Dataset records
_ _ _
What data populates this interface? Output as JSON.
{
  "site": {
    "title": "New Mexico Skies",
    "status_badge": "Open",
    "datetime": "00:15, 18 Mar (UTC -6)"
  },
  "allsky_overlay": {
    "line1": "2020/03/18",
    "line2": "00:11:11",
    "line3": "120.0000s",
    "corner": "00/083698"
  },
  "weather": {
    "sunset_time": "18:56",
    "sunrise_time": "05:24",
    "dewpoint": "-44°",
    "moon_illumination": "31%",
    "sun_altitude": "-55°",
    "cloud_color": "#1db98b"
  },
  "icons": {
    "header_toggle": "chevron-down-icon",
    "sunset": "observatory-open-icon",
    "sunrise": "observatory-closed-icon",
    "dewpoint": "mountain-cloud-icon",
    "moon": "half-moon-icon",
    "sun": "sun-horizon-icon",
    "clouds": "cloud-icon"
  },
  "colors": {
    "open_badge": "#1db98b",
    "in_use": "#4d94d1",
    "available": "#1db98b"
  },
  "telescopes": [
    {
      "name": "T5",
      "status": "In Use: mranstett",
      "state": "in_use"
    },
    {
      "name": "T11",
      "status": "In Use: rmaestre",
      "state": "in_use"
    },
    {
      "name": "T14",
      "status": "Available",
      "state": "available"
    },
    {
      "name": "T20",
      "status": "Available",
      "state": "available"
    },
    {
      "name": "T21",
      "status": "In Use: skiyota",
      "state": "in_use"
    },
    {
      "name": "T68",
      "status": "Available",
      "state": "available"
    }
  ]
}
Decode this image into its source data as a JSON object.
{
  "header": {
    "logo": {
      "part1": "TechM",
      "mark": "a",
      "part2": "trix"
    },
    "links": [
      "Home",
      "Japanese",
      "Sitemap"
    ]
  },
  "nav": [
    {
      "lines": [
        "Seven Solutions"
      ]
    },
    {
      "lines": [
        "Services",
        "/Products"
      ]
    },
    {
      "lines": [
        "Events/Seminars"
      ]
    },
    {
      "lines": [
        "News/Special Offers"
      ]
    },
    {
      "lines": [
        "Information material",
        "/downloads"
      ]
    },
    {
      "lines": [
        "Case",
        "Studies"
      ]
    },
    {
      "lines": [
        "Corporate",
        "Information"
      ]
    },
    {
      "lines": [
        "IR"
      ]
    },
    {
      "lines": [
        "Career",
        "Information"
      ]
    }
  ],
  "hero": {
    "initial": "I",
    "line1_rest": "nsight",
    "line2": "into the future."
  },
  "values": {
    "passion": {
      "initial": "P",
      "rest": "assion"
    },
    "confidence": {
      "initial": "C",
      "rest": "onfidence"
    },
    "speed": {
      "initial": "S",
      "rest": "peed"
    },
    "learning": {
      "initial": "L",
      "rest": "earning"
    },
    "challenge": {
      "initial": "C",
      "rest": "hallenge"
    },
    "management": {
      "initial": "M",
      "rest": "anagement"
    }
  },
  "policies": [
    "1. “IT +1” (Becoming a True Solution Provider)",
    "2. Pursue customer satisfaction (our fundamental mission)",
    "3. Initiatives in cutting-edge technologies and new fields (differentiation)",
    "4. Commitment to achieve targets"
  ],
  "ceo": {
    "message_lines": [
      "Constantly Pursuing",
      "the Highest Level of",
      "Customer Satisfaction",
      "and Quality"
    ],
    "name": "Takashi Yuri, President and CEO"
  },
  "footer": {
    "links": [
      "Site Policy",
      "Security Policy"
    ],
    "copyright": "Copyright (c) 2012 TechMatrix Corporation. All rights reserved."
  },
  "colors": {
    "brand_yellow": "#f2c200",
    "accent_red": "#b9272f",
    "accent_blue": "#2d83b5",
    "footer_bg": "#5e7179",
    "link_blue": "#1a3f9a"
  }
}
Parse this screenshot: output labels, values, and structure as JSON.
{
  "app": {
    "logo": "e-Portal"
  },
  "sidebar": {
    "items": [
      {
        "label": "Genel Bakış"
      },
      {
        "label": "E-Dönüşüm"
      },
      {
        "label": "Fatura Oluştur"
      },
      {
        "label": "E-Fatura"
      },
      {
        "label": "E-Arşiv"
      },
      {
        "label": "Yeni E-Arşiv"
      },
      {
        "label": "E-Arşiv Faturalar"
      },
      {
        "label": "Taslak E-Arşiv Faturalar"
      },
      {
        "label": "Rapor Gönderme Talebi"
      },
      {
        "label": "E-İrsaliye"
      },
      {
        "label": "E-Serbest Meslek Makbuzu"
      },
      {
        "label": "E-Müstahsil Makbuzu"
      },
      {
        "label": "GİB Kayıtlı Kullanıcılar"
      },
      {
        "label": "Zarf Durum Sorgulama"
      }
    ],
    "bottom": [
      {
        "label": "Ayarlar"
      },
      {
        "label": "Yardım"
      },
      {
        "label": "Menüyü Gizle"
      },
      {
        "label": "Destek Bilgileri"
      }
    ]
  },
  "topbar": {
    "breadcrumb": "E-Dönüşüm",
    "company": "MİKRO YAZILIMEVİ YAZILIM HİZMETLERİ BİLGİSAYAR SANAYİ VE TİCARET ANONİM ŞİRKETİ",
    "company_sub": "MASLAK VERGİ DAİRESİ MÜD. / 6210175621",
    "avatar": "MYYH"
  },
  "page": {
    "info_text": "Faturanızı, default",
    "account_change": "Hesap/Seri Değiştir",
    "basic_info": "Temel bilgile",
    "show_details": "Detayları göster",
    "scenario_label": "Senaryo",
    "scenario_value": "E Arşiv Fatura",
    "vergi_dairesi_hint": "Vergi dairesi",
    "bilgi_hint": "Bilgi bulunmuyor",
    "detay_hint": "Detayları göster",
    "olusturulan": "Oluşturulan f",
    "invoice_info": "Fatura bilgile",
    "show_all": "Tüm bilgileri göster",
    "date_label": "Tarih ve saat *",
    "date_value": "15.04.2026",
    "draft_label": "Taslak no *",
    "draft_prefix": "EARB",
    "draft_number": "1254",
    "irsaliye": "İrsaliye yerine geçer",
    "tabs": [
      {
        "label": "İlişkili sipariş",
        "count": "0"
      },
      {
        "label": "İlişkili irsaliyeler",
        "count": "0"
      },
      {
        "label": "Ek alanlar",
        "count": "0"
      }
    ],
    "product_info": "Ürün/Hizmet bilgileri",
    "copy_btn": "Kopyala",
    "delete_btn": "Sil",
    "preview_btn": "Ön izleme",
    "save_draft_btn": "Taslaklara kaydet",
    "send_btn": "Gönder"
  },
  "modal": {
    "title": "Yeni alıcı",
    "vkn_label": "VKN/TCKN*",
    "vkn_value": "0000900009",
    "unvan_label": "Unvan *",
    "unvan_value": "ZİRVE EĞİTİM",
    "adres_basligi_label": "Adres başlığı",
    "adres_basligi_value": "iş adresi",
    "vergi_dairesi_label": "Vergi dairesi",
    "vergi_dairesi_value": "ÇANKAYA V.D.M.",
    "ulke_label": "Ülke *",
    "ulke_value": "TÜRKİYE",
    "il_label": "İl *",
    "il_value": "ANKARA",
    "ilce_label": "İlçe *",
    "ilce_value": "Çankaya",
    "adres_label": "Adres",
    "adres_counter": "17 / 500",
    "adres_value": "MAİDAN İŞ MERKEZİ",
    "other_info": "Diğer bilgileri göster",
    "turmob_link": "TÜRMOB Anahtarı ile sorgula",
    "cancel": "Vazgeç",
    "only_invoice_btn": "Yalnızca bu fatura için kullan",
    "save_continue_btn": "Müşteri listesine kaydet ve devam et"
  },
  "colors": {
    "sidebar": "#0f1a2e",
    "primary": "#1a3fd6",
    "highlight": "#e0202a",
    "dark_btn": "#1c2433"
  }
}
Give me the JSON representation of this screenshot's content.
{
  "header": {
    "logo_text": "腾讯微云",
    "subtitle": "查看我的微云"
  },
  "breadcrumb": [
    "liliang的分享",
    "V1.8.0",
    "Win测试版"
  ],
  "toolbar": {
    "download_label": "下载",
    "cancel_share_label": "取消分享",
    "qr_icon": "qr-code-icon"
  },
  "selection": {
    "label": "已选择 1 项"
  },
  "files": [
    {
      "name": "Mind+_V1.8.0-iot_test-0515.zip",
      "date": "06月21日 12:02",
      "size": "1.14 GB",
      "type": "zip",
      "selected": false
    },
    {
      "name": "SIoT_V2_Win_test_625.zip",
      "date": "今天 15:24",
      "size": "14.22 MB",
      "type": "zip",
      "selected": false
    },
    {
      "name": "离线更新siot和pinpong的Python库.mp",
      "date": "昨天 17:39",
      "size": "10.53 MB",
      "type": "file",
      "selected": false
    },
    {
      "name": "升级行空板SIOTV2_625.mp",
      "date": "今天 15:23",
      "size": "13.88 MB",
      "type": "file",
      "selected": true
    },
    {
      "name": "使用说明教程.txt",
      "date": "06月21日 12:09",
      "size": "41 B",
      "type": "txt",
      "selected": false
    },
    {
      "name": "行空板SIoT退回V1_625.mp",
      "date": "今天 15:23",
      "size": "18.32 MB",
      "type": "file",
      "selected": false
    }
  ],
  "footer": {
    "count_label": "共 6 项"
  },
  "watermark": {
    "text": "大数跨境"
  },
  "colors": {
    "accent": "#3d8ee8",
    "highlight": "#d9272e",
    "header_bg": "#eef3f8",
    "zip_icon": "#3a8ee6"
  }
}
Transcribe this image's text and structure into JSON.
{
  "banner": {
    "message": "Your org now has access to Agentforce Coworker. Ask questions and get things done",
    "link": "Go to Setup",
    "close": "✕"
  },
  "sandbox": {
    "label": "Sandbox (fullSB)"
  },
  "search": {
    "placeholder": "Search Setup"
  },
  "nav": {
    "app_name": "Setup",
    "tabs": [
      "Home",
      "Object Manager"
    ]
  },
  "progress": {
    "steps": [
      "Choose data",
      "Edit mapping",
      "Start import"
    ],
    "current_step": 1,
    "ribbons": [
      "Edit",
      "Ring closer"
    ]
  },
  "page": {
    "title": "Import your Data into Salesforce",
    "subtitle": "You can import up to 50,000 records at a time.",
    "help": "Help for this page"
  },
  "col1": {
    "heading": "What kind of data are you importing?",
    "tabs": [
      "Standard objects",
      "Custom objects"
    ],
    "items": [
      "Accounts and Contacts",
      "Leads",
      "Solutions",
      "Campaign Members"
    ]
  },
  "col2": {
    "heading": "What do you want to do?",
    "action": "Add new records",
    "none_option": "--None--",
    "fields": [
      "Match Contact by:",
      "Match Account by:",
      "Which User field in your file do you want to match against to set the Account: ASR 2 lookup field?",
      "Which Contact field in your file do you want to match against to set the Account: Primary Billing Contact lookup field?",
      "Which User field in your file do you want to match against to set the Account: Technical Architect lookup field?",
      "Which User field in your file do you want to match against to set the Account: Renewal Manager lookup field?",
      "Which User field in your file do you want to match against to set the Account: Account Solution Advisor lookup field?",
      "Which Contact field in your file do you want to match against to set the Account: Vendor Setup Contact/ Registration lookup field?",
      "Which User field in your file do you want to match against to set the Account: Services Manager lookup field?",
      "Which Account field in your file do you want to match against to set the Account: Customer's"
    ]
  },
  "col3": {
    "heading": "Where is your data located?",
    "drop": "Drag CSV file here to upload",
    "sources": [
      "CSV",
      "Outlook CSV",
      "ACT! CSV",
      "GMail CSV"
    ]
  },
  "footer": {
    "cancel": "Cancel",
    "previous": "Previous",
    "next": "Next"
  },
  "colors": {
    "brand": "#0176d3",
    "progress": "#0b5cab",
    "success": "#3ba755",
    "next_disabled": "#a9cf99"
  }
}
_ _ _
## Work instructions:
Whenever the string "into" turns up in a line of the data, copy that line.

## Response below:
Decode this image into its source data as a JSON object.
    "line2": "into the future."
Transcribe this image's text and structure into JSON.
    "title": "Import your Data into Salesforce",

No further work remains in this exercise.